If you want to know more about what a marriage annulment is, or perhaps you’re personally looking to annul a marriage, this blog post aims to give you an overview of precisely what it is, how it differs to divorce and how you might go about annulling a marriage. For further support or assistance, please feel free to schedule an appointment with one of our solicitors.

What is a marriage annulment?

The simplest way of understanding a marriage annulment is that it can only be sought if the marriage itself was not legally valid in the first place, or there is a reason that will void the marriage. Couples who seek a marriage annulment want to declare the marriage null – as if it never happened in the first place. You can apply for a marriage annulment at any stage during your marriage, there is no time limit or length of time you need to stay married for first. Marriage annulments can be difficult to prove to a court, especially when more time has lapsed since being married, so in some cases it may be more suitable to apply for a divorce instead. If a successful annulment is made, the marriage is declared as void and the couple are no longer legally married.

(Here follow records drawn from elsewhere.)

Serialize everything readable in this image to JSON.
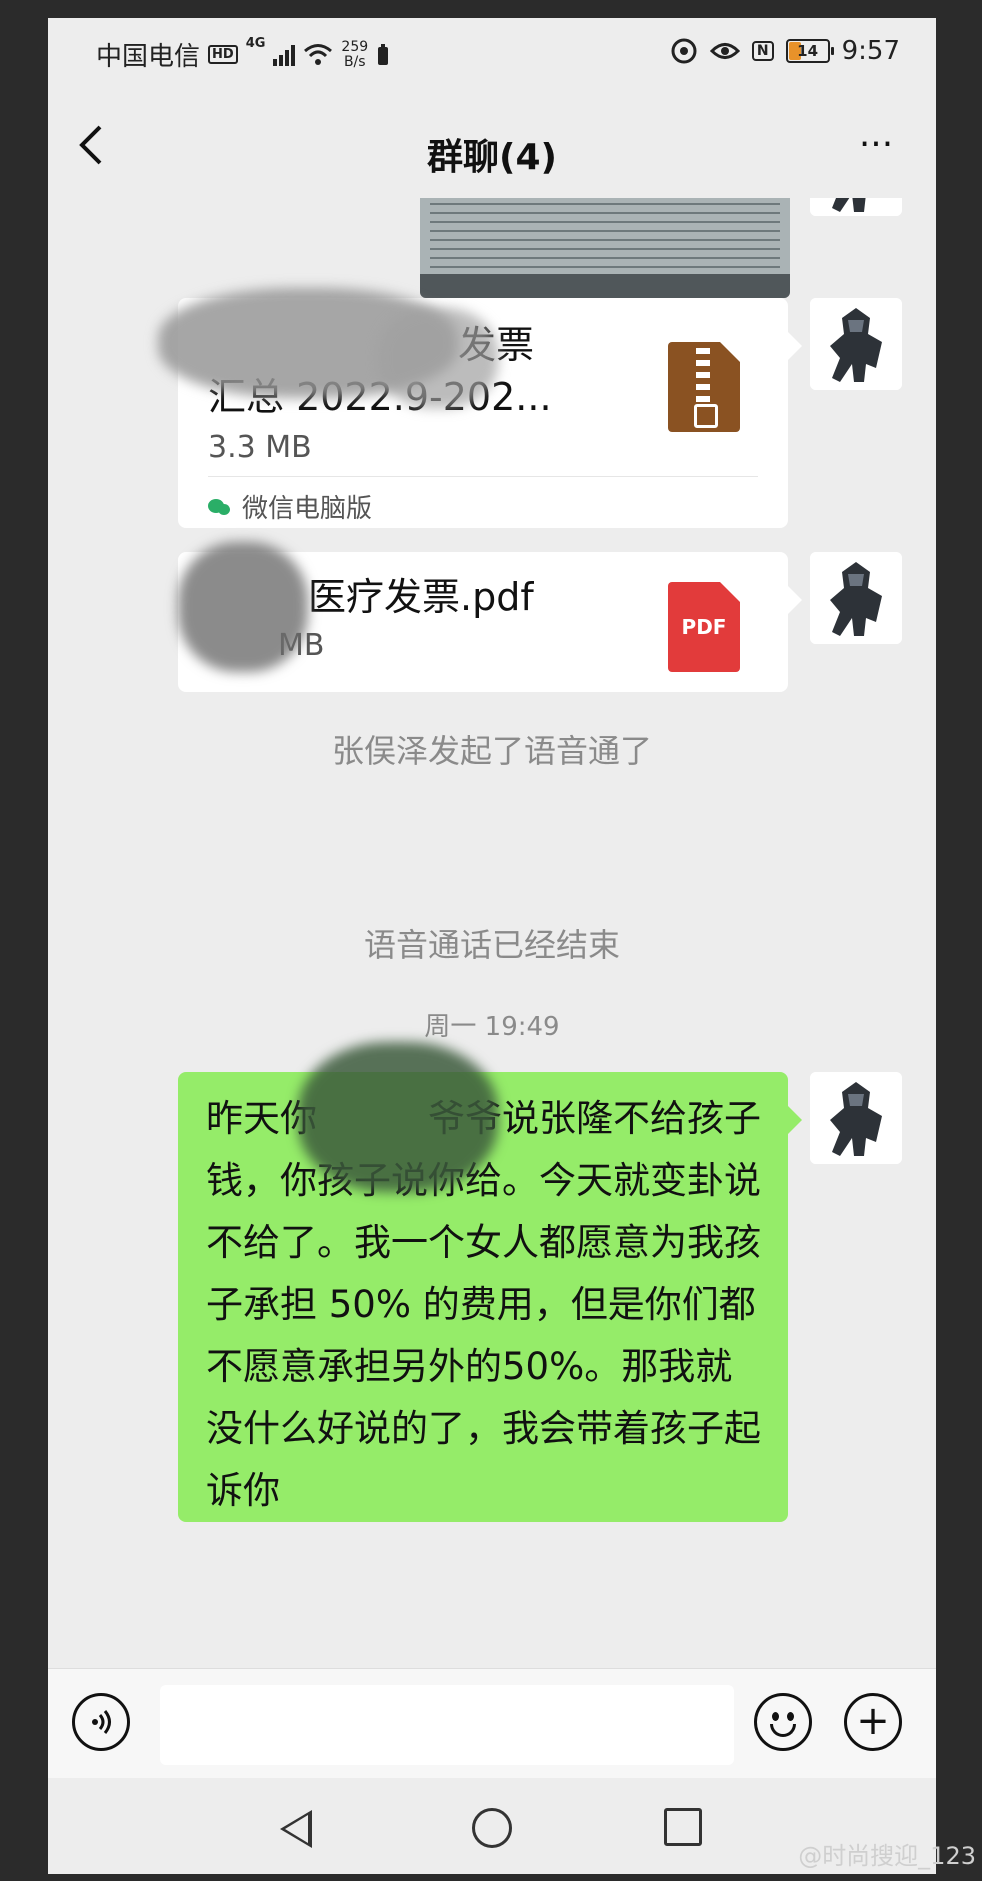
{
  "status_bar": {
    "carrier": "中国电信",
    "hd": "HD",
    "network": "4G",
    "speed_value": "259",
    "speed_unit": "B/s",
    "nfc": "N",
    "battery": "14",
    "time": "9:57"
  },
  "header": {
    "back_icon": "chevron-left-icon",
    "title": "群聊(4)",
    "more_label": "···"
  },
  "messages": {
    "file1": {
      "name_line1": "发票",
      "name_line2": "汇总 2022.9-202...",
      "size": "3.3 MB",
      "source": "微信电脑版",
      "icon": "zip-file-icon"
    },
    "file2": {
      "name": "医疗发票.pdf",
      "size": "MB",
      "icon_label": "PDF"
    },
    "system1": "张俣泽发起了语音通了",
    "system2": "语音通话已经结束",
    "timestamp": "周一 19:49",
    "text_message": "昨天你　　　爷爷说张隆不给孩子钱，你孩子说你给。今天就变卦说不给了。我一个女人都愿意为我孩子承担 50% 的费用，但是你们都不愿意承担另外的50%。那我就没什么好说的了，我会带着孩子起诉你"
  },
  "input_bar": {
    "voice_icon": "voice-icon",
    "emoji_icon": "emoji-icon",
    "plus_label": "+"
  },
  "watermark": "@时尚搜迎_123",
  "colors": {
    "chat_bg": "#ededed",
    "my_bubble": "#95ec69",
    "wechat_green": "#2aae67",
    "pdf_red": "#e23b3b",
    "zip_brown": "#8a5222"
  }
}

What are the reasons that can constitute a marriage annulment?

As previously mentioned, a marriage can be annulled based on two factors – either the marriage was not legal in the first place, or it is ‘voidable’. You would need to consider your reasons based on your personal circumstances.

Illegal marriages include:

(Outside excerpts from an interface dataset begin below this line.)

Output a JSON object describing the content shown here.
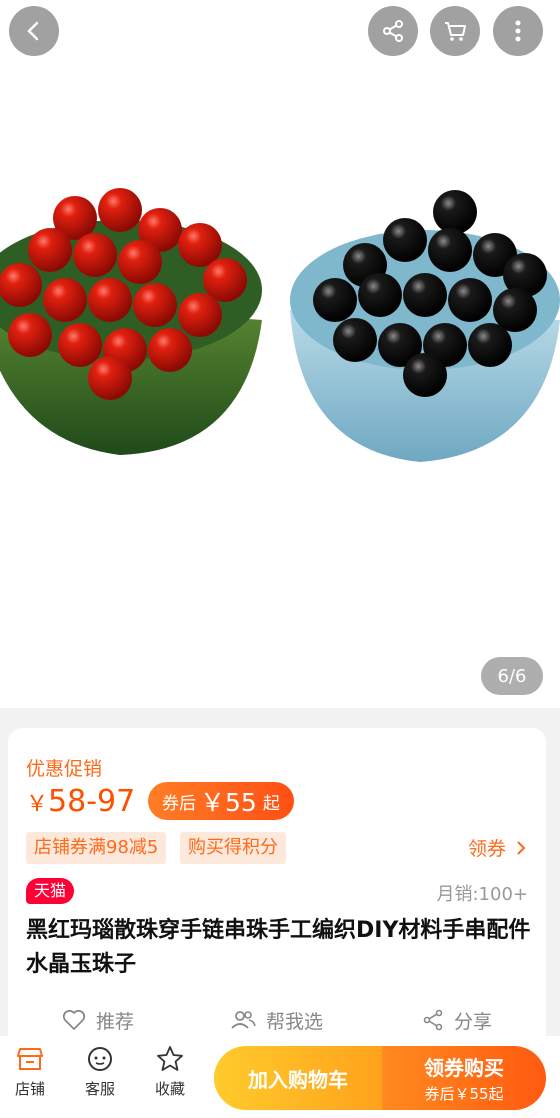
{
  "gallery": {
    "counter": "6/6"
  },
  "promo": {
    "label": "优惠促销",
    "price_yen": "￥",
    "price_range": "58-97",
    "coupon_prefix": "券后",
    "coupon_price": "￥55",
    "coupon_suffix": "起",
    "tags": [
      "店铺券满98减5",
      "购买得积分"
    ],
    "get_coupon": "领券"
  },
  "product": {
    "badge": "天猫",
    "sales": "月销:100+",
    "title": "黑红玛瑙散珠穿手链串珠手工编织DIY材料手串配件水晶玉珠子"
  },
  "actions": {
    "recommend": "推荐",
    "help_choose": "帮我选",
    "share": "分享"
  },
  "bottom": {
    "store": "店铺",
    "service": "客服",
    "favorite": "收藏",
    "add_cart": "加入购物车",
    "buy_main": "领券购买",
    "buy_sub": "券后￥55起"
  },
  "colors": {
    "accent": "#ff5000",
    "tmall": "#ff0036"
  }
}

  • Being closely related to the person you married.
  • Either you or your partner or both were under 16 when you got married.
  • Either you or your partner was already married or in a civil partnership when the marriage took place.

Voidable marriages include:

  • You didn’t properly consent to the marriage – this means if you were forced into getting married.
  • The marriage wasn’t consummated – you haven’t had sexual intercourse since the wedding. If you’re part of a same sex couple, this does not apply.
  • Your partner had a sexually transmitted disease when you got married that you were not aware of.
  • You or your partner is in the process of transitioning to a different gender.

If you need to apply for an annulment, you can do so through the gov.uk website.

If you think a divorce is more suited to your personal situation, you can find out more about the process using our step-by-step divorce guide.

Annulment vs divorce

Where an annulment seeks to void the marriage, a divorce is a different process whereby both partners accept that there was a legitimate marriage, but one or both parties no longer want to be legally married to the other. There are a variety of reasons one might choose to file for divorce including:

  • Adultery
  • Unreasonable behaviour
  • Two years’ separation
  • Desertion

Of the above, seeking divorce through unreasonable behaviour covers a whole host of different behaviours, such as obsessive hobbies, verbal abuse, debt and many more. For more information on unreasonable behaviour, we have a dedicated blog post on the topic.

How much does a marriage annulment cost?

It’s important to consider which route to take based on your personal circumstances. A marriage annulment is less expensive than a divorce (especially if that divorce is contested) – you’ll just need to fill in a nullity petition form which costs around £550. However, it can be harder to get an annulment due to the specific set of circumstances.

In 2019 before the global pandemic took hold, there were 107,599 total divorces in the UK across all decrees. Of this number, only 297 were awarded via a decree of nullity, which equates to just 0.27% of all divorce decrees in 2019. We’ve included this figure in order to help demonstrate the difference between how separations are conducted in the UK. However, we do recommend that you seek a marriage annulment if your personal circumstances fall under the reasons listed above.

If you require any further assistance or want to talk through your options with one of our knowledgeable solicitors, you can call us on 0330 60 60 161, or schedule an appointment at one of our London offices using our contact form. We’re here to help and ensure that you’re doing what’s best for you.